Ever the peacemaker, he stood and took my hand, pulling me to my feet. He wrapped his arms around me and rubbed my back as I let the tears spill.
We decided that he would keep our loft on Superior. It was only six blocks from his work and since I worked by the lake, it would make more sense for me to find a new place closer to the office. We’d bought our condo in 2007, when we relocated to Chicago from New York, and we both worked so much that it was mostly just a place to sleep and change clothes between meetings and travel. Trey insisted I stay as long as I needed to, in order to find a decent place. He felt there was no reason to stop being nice just because our marriage failed. I agreed but moved into the guest bedroom that night.
Our attorneys returned and handed us a copy of our divorce papers explaining they’d send us each a notarized copy of the finalized decree sometime in the coming week after the judge signed it.
That was it.
We shook our lawyers’ hands and turned, walking out of the meeting room together.
About the Author:

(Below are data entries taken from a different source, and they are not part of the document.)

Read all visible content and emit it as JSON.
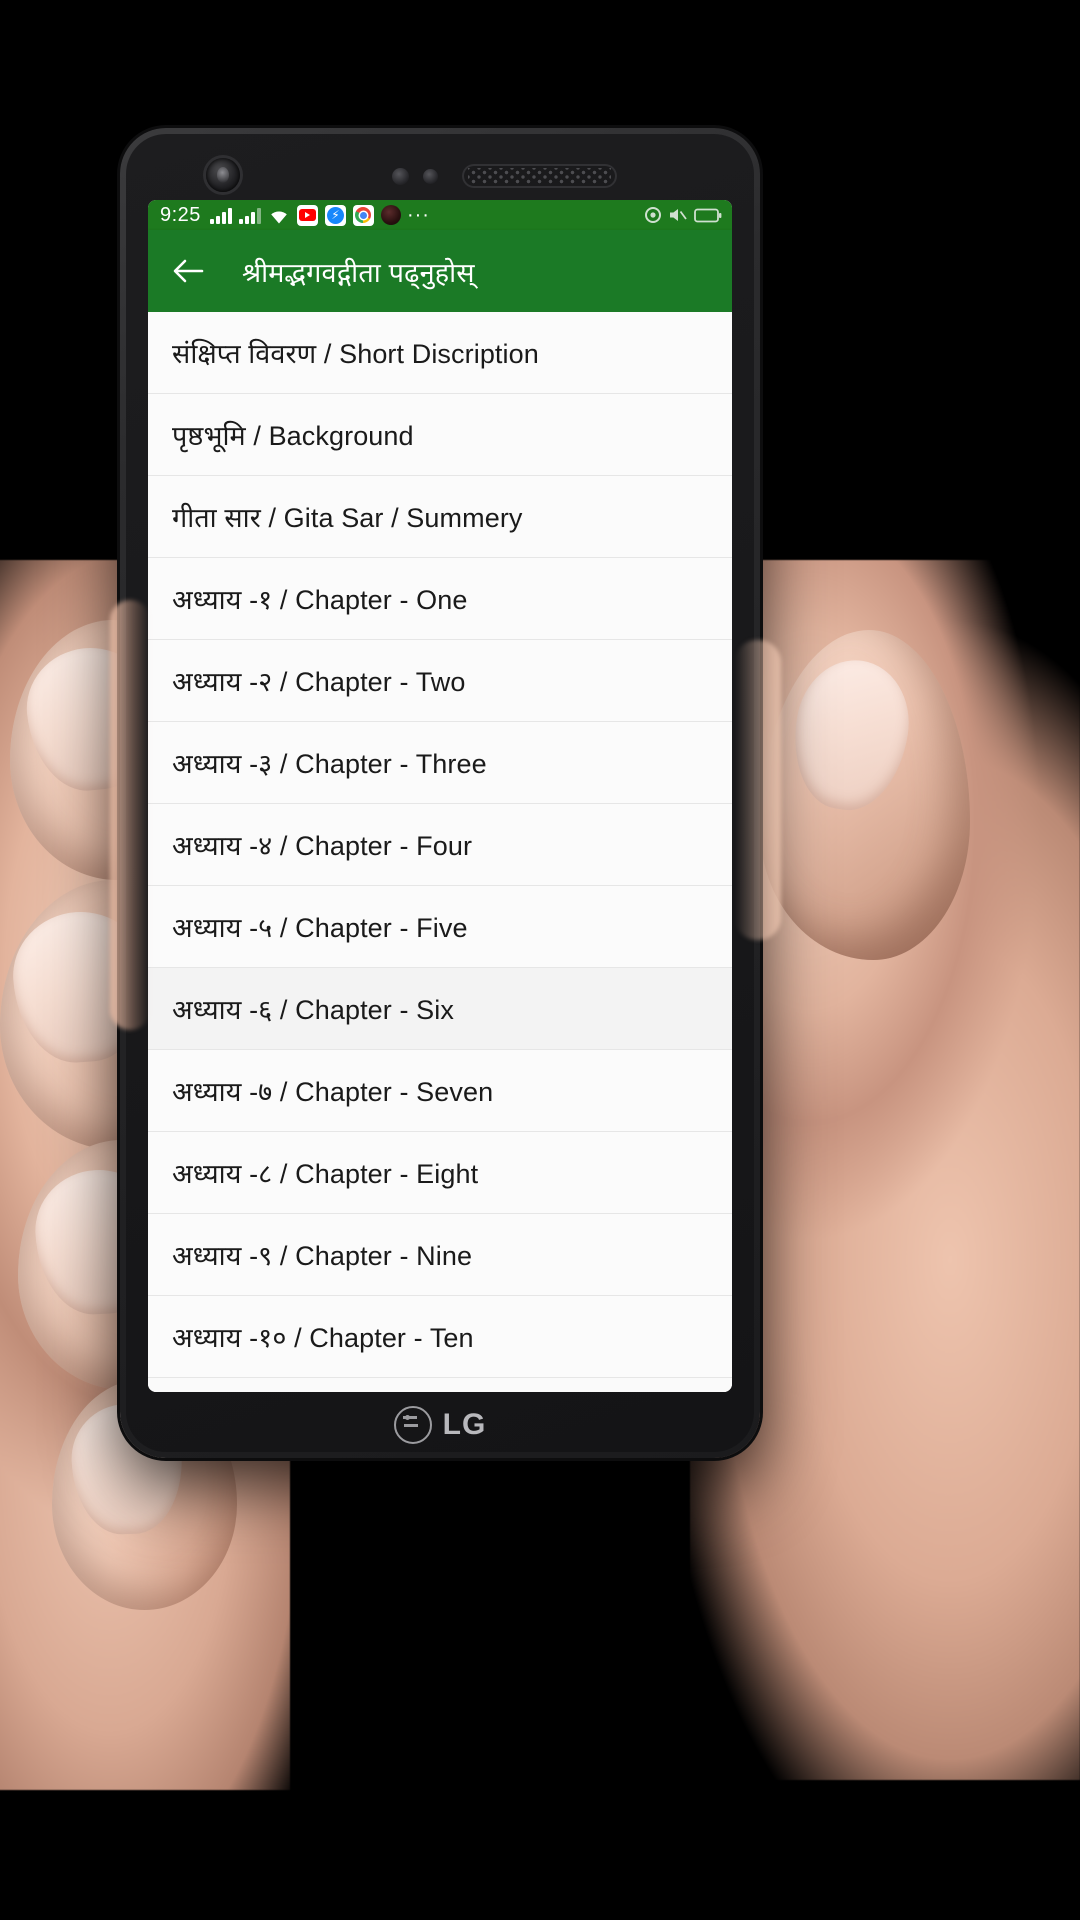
{
  "device": {
    "brand": "LG",
    "brand_icon": "lg-logo-icon"
  },
  "statusbar": {
    "time": "9:25",
    "signal_icon_1": "signal-bars-icon",
    "signal_icon_2": "signal-bars-icon",
    "wifi_icon": "wifi-icon",
    "notification_icons": [
      {
        "name": "youtube-icon",
        "label": "YouTube"
      },
      {
        "name": "messenger-icon",
        "label": "Messenger"
      },
      {
        "name": "chrome-icon",
        "label": "Chrome"
      },
      {
        "name": "app-notification-icon",
        "label": "App"
      }
    ],
    "more_icon": "more-notifications-icon",
    "more_glyph": "···",
    "right_icons": [
      {
        "name": "sync-icon"
      },
      {
        "name": "volume-mute-icon"
      },
      {
        "name": "battery-icon"
      }
    ]
  },
  "appbar": {
    "back_icon": "back-arrow-icon",
    "title": "श्रीमद्भगवद्गीता पढ्नुहोस्",
    "background_color": "#1b7a26",
    "text_color": "#ffffff"
  },
  "list": {
    "items": [
      {
        "label": "संक्षिप्त विवरण / Short Discription",
        "highlight": false
      },
      {
        "label": "पृष्ठभूमि / Background",
        "highlight": false
      },
      {
        "label": "गीता सार / Gita Sar / Summery",
        "highlight": false
      },
      {
        "label": "अध्याय -१ / Chapter - One",
        "highlight": false
      },
      {
        "label": "अध्याय -२ / Chapter - Two",
        "highlight": false
      },
      {
        "label": "अध्याय -३ / Chapter - Three",
        "highlight": false
      },
      {
        "label": "अध्याय -४ / Chapter - Four",
        "highlight": false
      },
      {
        "label": "अध्याय -५ / Chapter - Five",
        "highlight": false
      },
      {
        "label": "अध्याय -६ / Chapter - Six",
        "highlight": true
      },
      {
        "label": "अध्याय -७ / Chapter - Seven",
        "highlight": false
      },
      {
        "label": "अध्याय -८ / Chapter - Eight",
        "highlight": false
      },
      {
        "label": "अध्याय -९ / Chapter - Nine",
        "highlight": false
      },
      {
        "label": "अध्याय -१० / Chapter - Ten",
        "highlight": false
      }
    ]
  },
  "colors": {
    "status_bar": "#1e7a1e",
    "app_bar": "#1b7a26",
    "list_background": "#fbfbfb",
    "divider": "#e6e6e6",
    "text_primary": "#1a1a1a"
  }
}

Mel Henry has been an avid reader since stealing her first Harlequin from her mom’s nightstand in second grade. Because some words were too big for her seven-year-old vocabulary, she took to writing her own stories (much to the relief of her teacher) and has been doing so ever since.
After having held various jobs in her life that brought her no satisfaction and only a piddly income, she decided to publish her first book. She figured being a starving artist instead of just starving sounded much more interesting. Being able to do it in her pajamas and no make-up are just perks to the job.
Living in Iowa with her husband and a couple of teenaged kids, Mel’s an avid cook (sometimes by choice), traveler (always by choice), and a hardcore warrior against chronic Lyme disease (definitely not by choice). She loves concerts, thunderstorms, and good coffee. She loathes conspiracy theories, egotistical people, and sushi.
She is currently collaborating with three other authors on a project, and has the foundation in place for her next series. In the meantime, you can find her current works on Amazon and other online booksellers.
All This Time (#3) (Everywhere for a LIMITED TIME, then Amazon only)
Distance and Time (#1) (EXCLUSIVE to Amazon)
Better in Time (#2) (EXCLUSIVE to Amazon)